European space employment was 53,051 in 2021, an increase of 5.4% from the total of 50,317 from 2020. This estimate is based on analysis by Eurospace, the trade association of the European Space Industry. The analysis focuses on the space manufacturing industry; space services companies such as Ariane- space, SES, Eutelsat, and Inmarsat which also employ thousands of individuals, are not included.
The space industry relies on skilled individuals from a wide variety of fields to enable the cutting-edge developments taking place in this sector. While many countries do not regularly produce metrics on the size of their workforce, these data are available for several major space actors, including the United States, Europe, Japan, and India.
The global space economy reached a new high of nearly $447 billion in 2020, an increase of 4.4% from a revised 2019 figure of $428 billion. The 2020 figure is 50% greater than a decade ago, and 176% greater than . . .
International successes in space, such as the Hope, Perseverance, and the Zhurong missions to Mars, don’t happen without years of advance government spending. In 2020, as nations struggled to overcome a global pandemic, space spending varied widely across countries and agencies.
Since Yuri Gagarin’s orbital flight around the Earth in April 1961, humans in pioneering new technologies and pushing the limits of what’s considered possible. This year ushered in a new era of human spaceflight when SpaceX became the first . . .
The science, technology, engineering, and mathematics (STEM) workforce is at the core of the space industry—from the mathematicians and astronomers who analyze space to the engineers who design and build the launch vehicles that get us there. This workforce is enabled . . .
Growth in the government investment sector of the space economy outpaced commercial sectors as the U.S. and non-U.S. government shares of the global space economy between 2017 and 2018. . .

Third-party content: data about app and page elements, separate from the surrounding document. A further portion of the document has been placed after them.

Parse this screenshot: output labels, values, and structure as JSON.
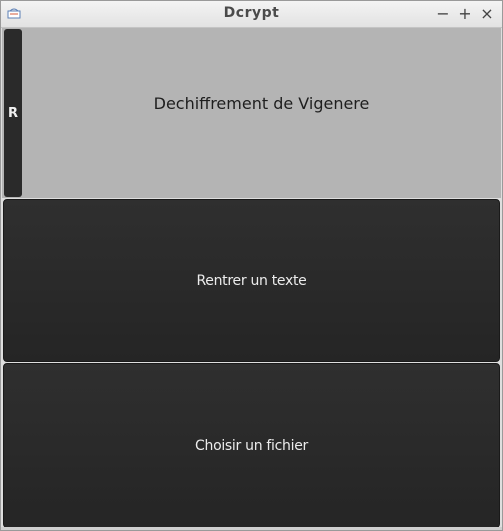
{
  "window": {
    "title": "Dcrypt",
    "controls": {
      "minimize": "−",
      "maximize": "+",
      "close": "×"
    }
  },
  "header": {
    "return_label": "R",
    "title": "Dechiffrement de Vigenere"
  },
  "main": {
    "enter_text_label": "Rentrer un texte",
    "choose_file_label": "Choisir un fichier"
  }
}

The global space industry employs hundreds of thousands of individuals in well-paid cutting-edge technology jobs, and it relies on a pool of highly qualified workers to fill new jobs as they arise. Trends among this workforce, including its size, age breakdown, average pay . . .
In 2016, the European space workforce included 40,419 individuals, according to Eurospace, the European space industry association. Eurospace conducts annual surveys of European firms involved in the design, development, and manufacturing of space assets. It does not include workers associated with the space services industry, including well-known…
Space activities in Spain are coordinated by the Instituto Nacional de Tècnica Aeroespacial (INTA) within the Ministry of Defense. In 2017, the Spanish government allocated . . .